Wolfbastard – Hammer the Bastards

The gloomy pits of Manchester are the breeding ground for punk/black metal trio, Wolfbastard. Members of Foetal Juice and Burial adorn their ranks, so it should come as no surprise that this talented group can pull the best elements from two opposite scenes of the underground. Hammer the Bastards is a whirlwind of anarchistic chaos and is sure to send your grandmothers to the crypt.

The record opens with the track, ‘Can’t Escape the Grave’, a not-so-gentle reminder of our human mortality. Listen to the rapid guitar riffs and the aggressive ear-smashing drumbeats. Try to resist those vulgar vocals as they kick down the door in rebellion and establish a punk snarl. It’s a perfect addition to a rotting teenager’s music collection, but it also speaks to the scene veterans and boomer crowd as well. ‘Black Friday’ delivers a call to arms with a long high-pitched scream before your ears have a chance to rest. This one injects a slow gloomy bridge to break things up before catapulting back into the hate-fuelled madness.

It’s clear Wolfbastard also have one eye on the loyal audience of The Misfits. Title track, ‘Hammer the Bastards’, includes samples from the Amityville Horror and couples them with an assertive rhythm guitar to introduce a unique freshness to the band’s obsessive perfections. The message to this tune is clear and catchy and projects a mood we can all relate to in today’s day and age. That as a society, we are sick and tired of being hammered by the bastards in charge. By contrast, ‘Buckfast Blasphemies’ shifts the album’s tone into a bouncy and lighter-hearted direction. The lyrics here jump off the page due to their chaotic and mischievous nature.

Fun and frolicking might define the more enjoyable moments of this record, but ‘Morbid Fucking Hell’ takes a more despondent lyrical theme, expressing the frustrations of existing in those claustrophobic situations that turn us into cynics. The bridge shares similarities with Marduk in its fast guitar riffing and anxiety-enduring drumbeats. Wolfbastard are not afraid of the old school, either. ‘Nun Krüsher’ takes a transgressive approach to the lyrical themes, much like Mayhem when it comes to heaping opprobrium on the church, something which this reviewer finds unoriginal and somewhat of a gimmick. Wolfbastard already possess a modicum of originality in their musical style, so why spoil it with cliché-ridden lyrics?

While technically sound, Hammer the Bastards seldom explores different variations of structure, and you may ask the question, “Where are we going, if we’re already there?”. Nonetheless, most tracks throb with a comedic undertone and are not afraid to take a shot at the “blegh” inflections that scar modern metal. There’s no doubt this is the here and now, but let’s hope the next album explores new territory without sacrificing the raw genus of what makes Wolfbastard such an enjoyable band.



Release Date: 14/01/2022
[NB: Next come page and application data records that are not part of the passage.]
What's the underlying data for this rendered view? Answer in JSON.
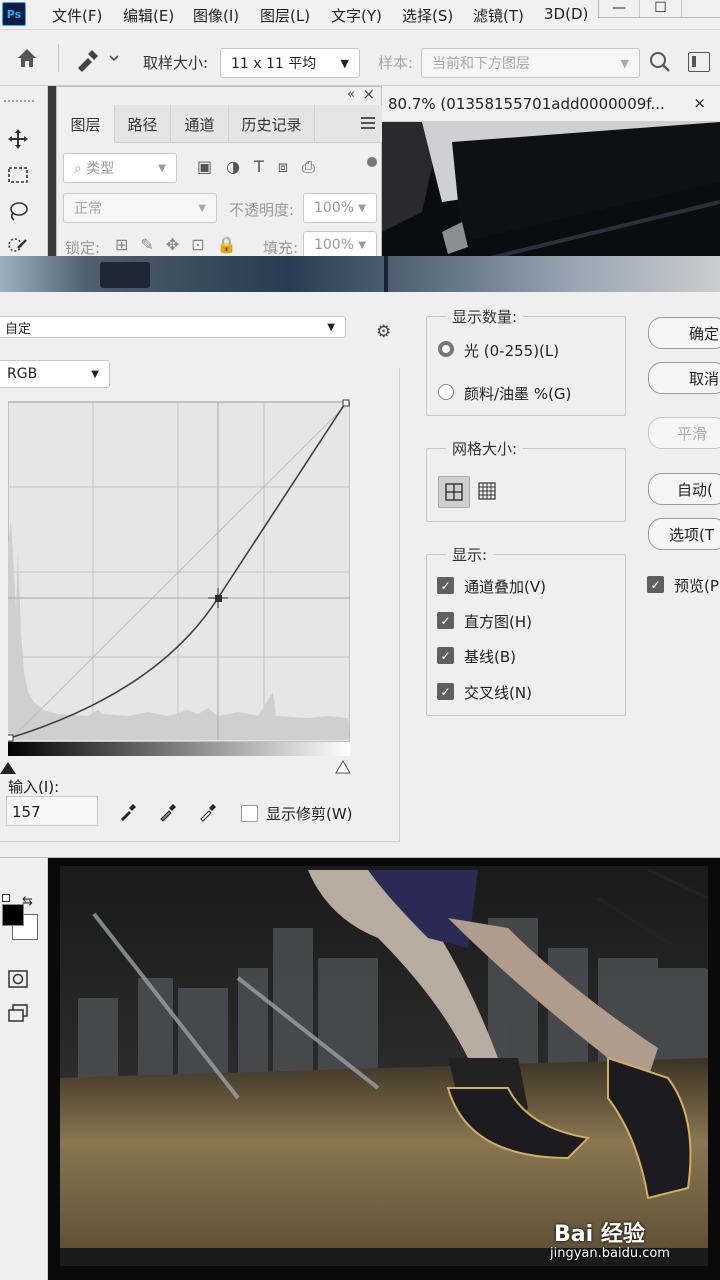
{
  "app": {
    "logo": "Ps"
  },
  "menu": [
    "文件(F)",
    "编辑(E)",
    "图像(I)",
    "图层(L)",
    "文字(Y)",
    "选择(S)",
    "滤镜(T)",
    "3D(D)"
  ],
  "window_controls": {
    "minimize": "—",
    "maximize": "☐"
  },
  "options_bar": {
    "sample_size_label": "取样大小:",
    "sample_size_value": "11 x 11 平均",
    "sample_label": "样本:",
    "sample_value": "当前和下方图层"
  },
  "layers_panel": {
    "collapse": "«",
    "close": "×",
    "tabs": [
      "图层",
      "路径",
      "通道",
      "历史记录"
    ],
    "filter_kind": "类型",
    "blend_mode": "正常",
    "opacity_label": "不透明度:",
    "opacity_value": "100%",
    "lock_label": "锁定:",
    "fill_label": "填充:",
    "fill_value": "100%"
  },
  "document_tab": {
    "title": "80.7% (01358155701add0000009f...",
    "close": "×"
  },
  "curves": {
    "preset_value": "自定",
    "channel": "RGB",
    "input_label": "输入(I):",
    "input_value": "157",
    "show_clipping": "显示修剪(W)",
    "show_amount": {
      "title": "显示数量:",
      "light": "光 (0-255)(L)",
      "pigment": "颜料/油墨 %(G)",
      "selected": "light"
    },
    "grid_size": {
      "title": "网格大小:"
    },
    "display": {
      "title": "显示:",
      "options": [
        {
          "label": "通道叠加(V)",
          "checked": true
        },
        {
          "label": "直方图(H)",
          "checked": true
        },
        {
          "label": "基线(B)",
          "checked": true
        },
        {
          "label": "交叉线(N)",
          "checked": true
        }
      ]
    },
    "buttons": {
      "ok": "确定",
      "cancel": "取消",
      "smooth": "平滑",
      "auto": "自动(",
      "options": "选项(T"
    },
    "preview": {
      "label": "预览(P",
      "checked": true
    }
  },
  "watermark": {
    "brand": "Bai 经验",
    "url": "jingyan.baidu.com"
  }
}
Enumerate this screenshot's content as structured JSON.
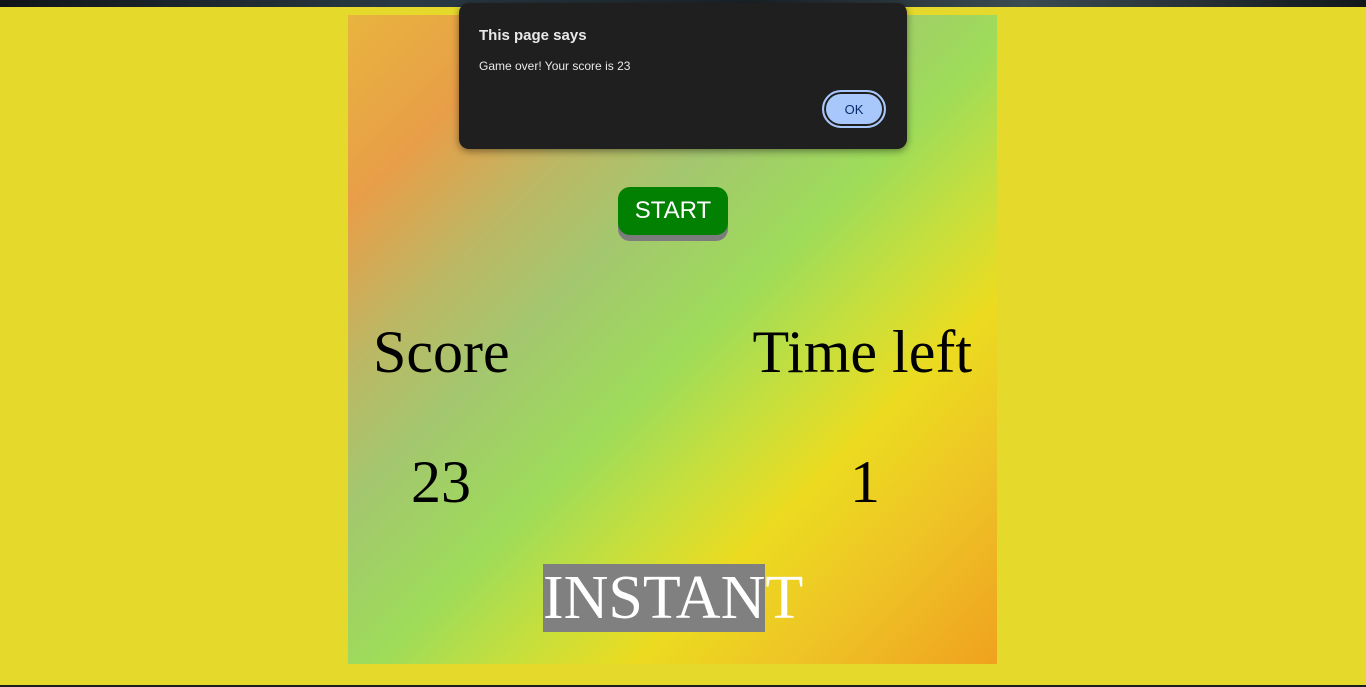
{
  "colors": {
    "page_background": "#e5da2b",
    "start_button": "#018001",
    "typed_highlight": "#808080",
    "dialog_background": "#1f1f1f",
    "ok_button": "#a8c7fa"
  },
  "game": {
    "start_label": "START",
    "score_label": "Score",
    "time_label": "Time left",
    "score_value": "23",
    "time_value": "1",
    "word_typed": "INSTAN",
    "word_remaining": "T"
  },
  "dialog": {
    "title": "This page says",
    "message": "Game over! Your score is 23",
    "ok_label": "OK"
  }
}
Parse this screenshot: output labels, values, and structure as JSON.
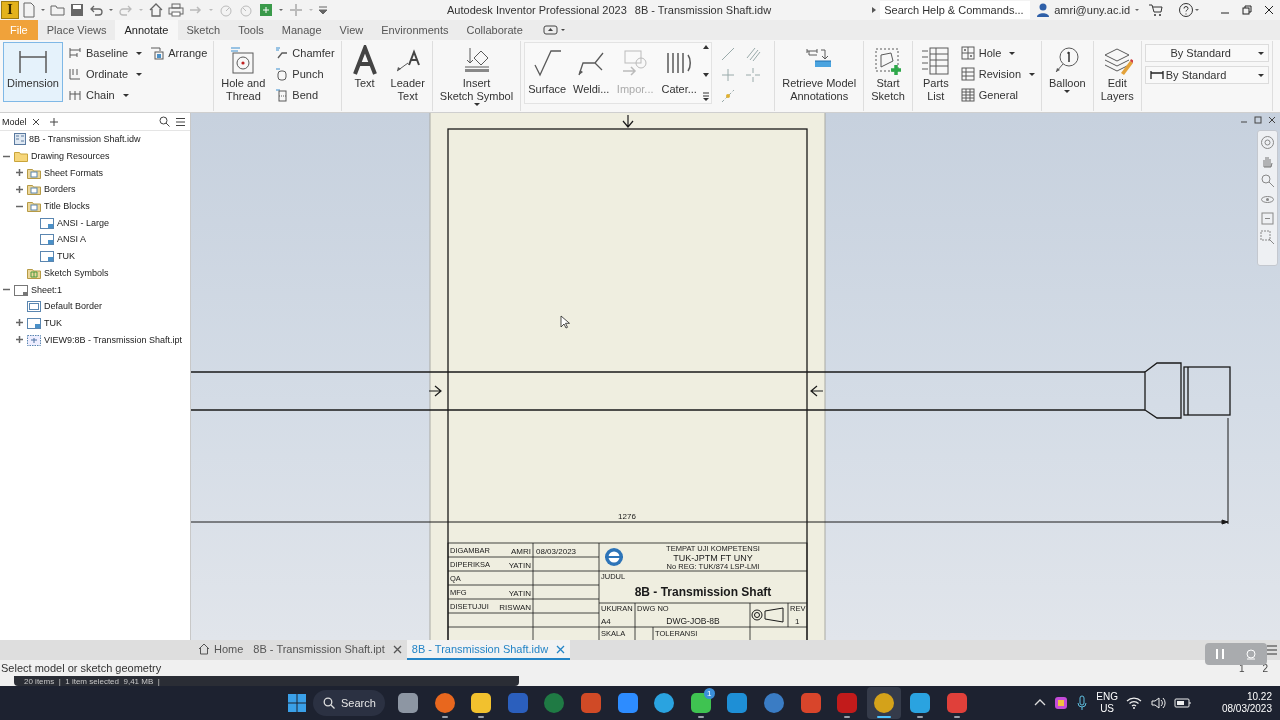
{
  "title_bar": {
    "logo": "I",
    "app_title": "Autodesk Inventor Professional 2023",
    "document_title": "8B - Transmission Shaft.idw",
    "search": {
      "placeholder": "Search Help & Commands..."
    },
    "user": "amri@uny.ac.id"
  },
  "ribbon_tabs": [
    {
      "label": "File",
      "kind": "file",
      "selected": false
    },
    {
      "label": "Place Views",
      "kind": "tab",
      "selected": false
    },
    {
      "label": "Annotate",
      "kind": "tab",
      "selected": true
    },
    {
      "label": "Sketch",
      "kind": "tab",
      "selected": false
    },
    {
      "label": "Tools",
      "kind": "tab",
      "selected": false
    },
    {
      "label": "Manage",
      "kind": "tab",
      "selected": false
    },
    {
      "label": "View",
      "kind": "tab",
      "selected": false
    },
    {
      "label": "Environments",
      "kind": "tab",
      "selected": false
    },
    {
      "label": "Collaborate",
      "kind": "tab",
      "selected": false
    }
  ],
  "ribbon_groups": [
    {
      "columns": [
        {
          "kind": "large",
          "label": "Dimension",
          "selected": true,
          "dropdown": false
        },
        {
          "kind": "stack",
          "items": [
            {
              "label": "Baseline",
              "dropdown": true
            },
            {
              "label": "Ordinate",
              "dropdown": true
            },
            {
              "label": "Chain",
              "dropdown": true
            }
          ]
        },
        {
          "kind": "stack",
          "items": [
            {
              "label": "Arrange",
              "dropdown": false
            }
          ]
        }
      ]
    },
    {
      "columns": [
        {
          "kind": "large",
          "label": "Hole and\nThread",
          "selected": false,
          "dropdown": false
        },
        {
          "kind": "stack",
          "items": [
            {
              "label": "Chamfer",
              "dropdown": false
            },
            {
              "label": "Punch",
              "dropdown": false
            },
            {
              "label": "Bend",
              "dropdown": false
            }
          ]
        }
      ]
    },
    {
      "columns": [
        {
          "kind": "large",
          "label": "Text",
          "selected": false,
          "dropdown": false
        },
        {
          "kind": "large",
          "label": "Leader\nText",
          "selected": false,
          "dropdown": false
        }
      ]
    },
    {
      "columns": [
        {
          "kind": "large",
          "label": "Insert\nSketch Symbol",
          "selected": false,
          "dropdown": true
        }
      ]
    },
    {
      "columns": [
        {
          "kind": "gallery",
          "items": [
            {
              "label": "Surface",
              "disabled": false
            },
            {
              "label": "Weldi...",
              "disabled": false
            },
            {
              "label": "Impor...",
              "disabled": true
            },
            {
              "label": "Cater...",
              "disabled": false
            }
          ]
        },
        {
          "kind": "icons"
        }
      ]
    },
    {
      "columns": [
        {
          "kind": "large",
          "label": "Retrieve Model\nAnnotations",
          "selected": false,
          "dropdown": false
        }
      ]
    },
    {
      "columns": [
        {
          "kind": "large",
          "label": "Start\nSketch",
          "selected": false,
          "dropdown": false
        }
      ]
    },
    {
      "columns": [
        {
          "kind": "large",
          "label": "Parts\nList",
          "selected": false,
          "dropdown": false
        },
        {
          "kind": "stack",
          "items": [
            {
              "label": "Hole",
              "dropdown": true
            },
            {
              "label": "Revision",
              "dropdown": true
            },
            {
              "label": "General",
              "dropdown": false
            }
          ]
        }
      ]
    },
    {
      "columns": [
        {
          "kind": "large",
          "label": "Balloon",
          "selected": false,
          "dropdown": true
        }
      ]
    },
    {
      "columns": [
        {
          "kind": "large",
          "label": "Edit\nLayers",
          "selected": false,
          "dropdown": false
        }
      ]
    },
    {
      "columns": [
        {
          "kind": "selects",
          "items": [
            {
              "value": "By Standard",
              "icon": false
            },
            {
              "value": "By Standard",
              "icon": true
            }
          ]
        }
      ]
    }
  ],
  "browser": {
    "tab": "Model",
    "tree": [
      {
        "label": "8B - Transmission Shaft.idw",
        "kind": "document"
      },
      {
        "label": "Drawing Resources",
        "kind": "folder",
        "expanded": true,
        "children": [
          {
            "label": "Sheet Formats",
            "kind": "resource-folder",
            "expanded": false
          },
          {
            "label": "Borders",
            "kind": "resource-folder",
            "expanded": false
          },
          {
            "label": "Title Blocks",
            "kind": "resource-folder",
            "expanded": true,
            "children": [
              {
                "label": "ANSI - Large",
                "kind": "template"
              },
              {
                "label": "ANSI A",
                "kind": "template"
              },
              {
                "label": "TUK",
                "kind": "template"
              }
            ]
          },
          {
            "label": "Sketch Symbols",
            "kind": "symbols"
          }
        ]
      },
      {
        "label": "Sheet:1",
        "kind": "sheet",
        "expanded": true,
        "children": [
          {
            "label": "Default Border",
            "kind": "border"
          },
          {
            "label": "TUK",
            "kind": "template",
            "expanded": false
          },
          {
            "label": "VIEW9:8B - Transmission Shaft.ipt",
            "kind": "view",
            "expanded": false
          }
        ]
      }
    ]
  },
  "drawing": {
    "dimension": "1276",
    "title_block": {
      "signoffs": [
        {
          "role": "DIGAMBAR",
          "name": "AMRI",
          "date": "08/03/2023"
        },
        {
          "role": "DIPERIKSA",
          "name": "YATIN"
        },
        {
          "role": "QA"
        },
        {
          "role": "MFG",
          "name": "YATIN"
        },
        {
          "role": "DISETUJUI",
          "name": "RISWAN"
        }
      ],
      "organization": [
        "TEMPAT UJI KOMPETENSI",
        "TUK-JPTM FT UNY",
        "No REG: TUK/874 LSP-LMI"
      ],
      "title_label": "JUDUL",
      "title": "8B - Transmission Shaft",
      "size_label": "UKURAN",
      "size": "A4",
      "dwg_no_label": "DWG NO",
      "dwg_no": "DWG-JOB-8B",
      "rev_label": "REV",
      "rev": "1",
      "scale_label": "SKALA",
      "tolerance_label": "TOLERANSI"
    }
  },
  "document_tabs": [
    {
      "label": "Home",
      "kind": "home",
      "selected": false
    },
    {
      "label": "8B - Transmission Shaft.ipt",
      "kind": "document",
      "selected": false
    },
    {
      "label": "8B - Transmission Shaft.idw",
      "kind": "document",
      "selected": true
    }
  ],
  "status_bar": {
    "message": "Select model or sketch geometry",
    "pages": [
      "1",
      "2"
    ]
  },
  "explorer_status": "20 items  |  1 item selected  9,41 MB  |",
  "taskbar": {
    "search": "Search",
    "apps": [
      {
        "color": "#8d96a3",
        "running": false,
        "selected": false
      },
      {
        "color": "#e8671e",
        "running": true,
        "selected": false
      },
      {
        "color": "#f2c12e",
        "running": true,
        "selected": false
      },
      {
        "color": "#2b5fbd",
        "running": false,
        "selected": false
      },
      {
        "color": "#1f7a44",
        "running": false,
        "selected": false
      },
      {
        "color": "#d04a26",
        "running": false,
        "selected": false
      },
      {
        "color": "#2d8cff",
        "running": false,
        "selected": false
      },
      {
        "color": "#2aa3e0",
        "running": false,
        "selected": false
      },
      {
        "color": "#3fc351",
        "running": true,
        "selected": false,
        "badge": "1"
      },
      {
        "color": "#1e8fd6",
        "running": false,
        "selected": false
      },
      {
        "color": "#3a7cc4",
        "running": false,
        "selected": false
      },
      {
        "color": "#d8452b",
        "running": false,
        "selected": false
      },
      {
        "color": "#c21b1b",
        "running": true,
        "selected": false
      },
      {
        "color": "#d4a21a",
        "running": true,
        "selected": true
      },
      {
        "color": "#2aa3e0",
        "running": true,
        "selected": false
      },
      {
        "color": "#e0403a",
        "running": true,
        "selected": false
      }
    ],
    "language": "ENG",
    "region": "US",
    "time": "10.22",
    "date": "08/03/2023"
  }
}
Record Label: Clobber Records

Standout tracks: Black Friday, Hammer the Bastards, Buckfast Blasphemies

Suggested Further Listening: Impaled Nazarene – All That You Fear (2003), Nachtmystium – Assassins: Black Meddle Pt.1 (2008), Amesoeurs – Amesoeurs (2009)